By late Sunday, ice and snow had knocked out power to 440,000 homes and businesses in Michigan, upstate New York and northern New England — about half of which had their power back by Monday morning. The storm also left more than 400,000 customers without electricity in eastern Canada.
At least nine deaths in the US were blamed on the storm, including five people killed in flooding in Kentucky and a woman who died after a tornado with winds of 130 mph struck in Arkansas.

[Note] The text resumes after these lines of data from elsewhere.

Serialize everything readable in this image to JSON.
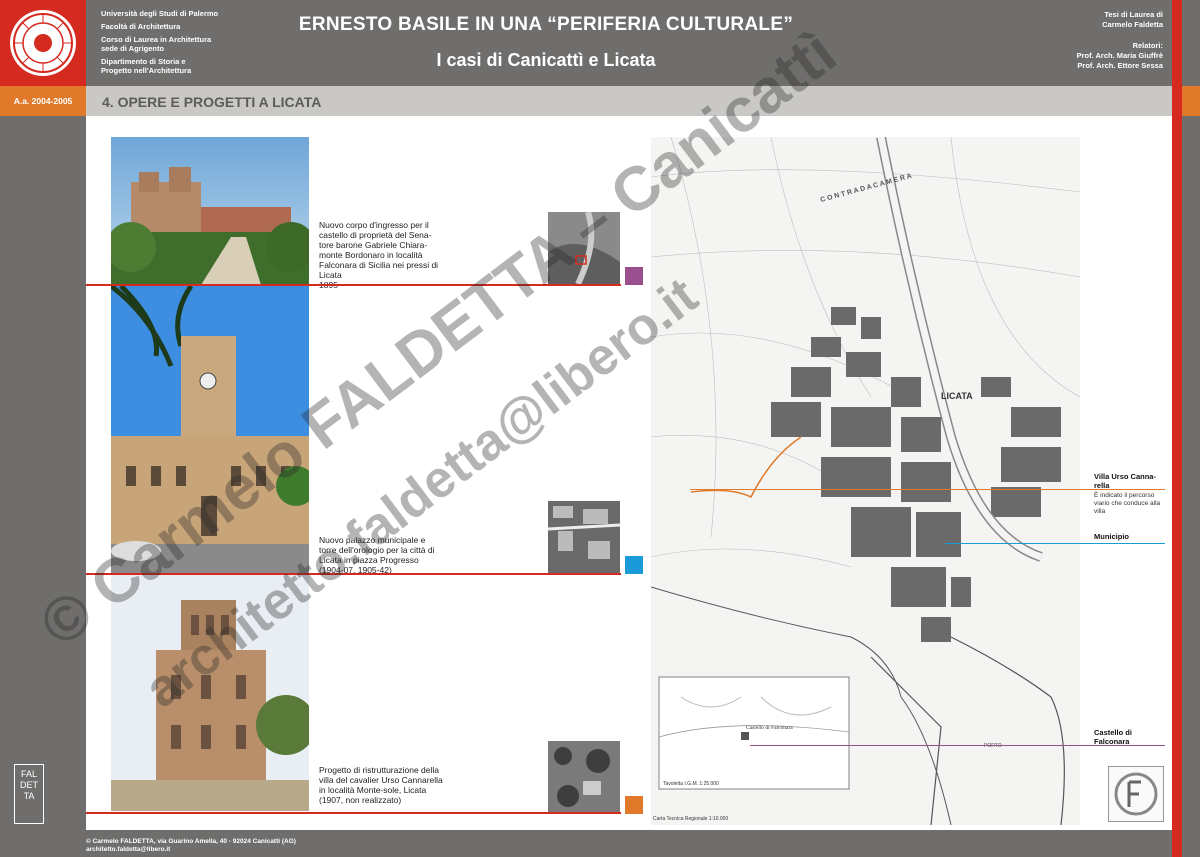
{
  "header": {
    "university": "Università degli Studi di Palermo",
    "faculty": "Facoltà di Architettura",
    "course_line1": "Corso di Laurea in Architettura",
    "course_line2": "sede di Agrigento",
    "department_line1": "Dipartimento di Storia e",
    "department_line2": "Progetto nell'Architettura",
    "title": "ERNESTO BASILE IN UNA “PERIFERIA CULTURALE”",
    "subtitle": "I casi di Canicattì e Licata",
    "thesis_line1": "Tesi di Laurea di",
    "thesis_line2": "Carmelo Faldetta",
    "advisors_label": "Relatori:",
    "advisor1": "Prof. Arch. Maria Giuffrè",
    "advisor2": "Prof. Arch. Ettore Sessa",
    "year": "A.a. 2004-2005"
  },
  "section": {
    "title": "4. OPERE E PROGETTI A LICATA"
  },
  "works": [
    {
      "caption": "Nuovo corpo d'ingresso per il castello di proprietà del Sena-tore barone Gabriele Chiara-monte Bordonaro in località Falconara di Sicilia nei pressi di Licata\n1895",
      "color": "#9a4f8f"
    },
    {
      "caption": "Nuovo palazzo municipale e torre dell'orologio per la città di Licata in piazza Progresso\n(1904-07, 1905-42)",
      "color": "#1a9ad8"
    },
    {
      "caption": "Progetto di ristrutturazione della villa del cavalier Urso Cannarella in località Monte-sole, Licata\n(1907, non realizzato)",
      "color": "#e07a2a"
    }
  ],
  "map": {
    "city_label": "LICATA",
    "contrada_label": "C O N T R A D A   C A M E R A",
    "porto_label": "PORTO",
    "inset_label": "Castello di Falconara",
    "inset_caption": "Tavoletta I.G.M. 1:25.000",
    "caption": "Carta Tecnica Regionale 1:10.000"
  },
  "legend": {
    "villa_title": "Villa Urso Canna-rella",
    "villa_note": "È indicato il percorso viario che conduce alla villa",
    "municipio": "Municipio",
    "castello_line1": "Castello di",
    "castello_line2": "Falconara"
  },
  "side_logo": "FAL DET TA",
  "footer": {
    "line1": "© Carmelo FALDETTA, via Guarino Amella, 40 - 92024 Canicattì (AG)",
    "line2": "architetto.faldetta@libero.it"
  },
  "watermark": {
    "line1": "© Carmelo FALDETTA – Canicattì",
    "line2": "architetto.faldetta@libero.it"
  },
  "colors": {
    "red": "#d42a20",
    "grey": "#6f6e6c",
    "orange": "#e07a2a",
    "blue": "#1a9ad8",
    "purple": "#9a4f8f"
  }
}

Five people were killed in Canada in highway accidents related to the storm.
Record high temperatures were reached in some Mid-Atlantic states this weekend, but temperatures were expected to drop back to the mid-30s by Monday night.
While the cold will continue to harass people, there's no major precipitation on the horizon through the end of the week, Curtis said.
"It will give people some time to recover from this," she said.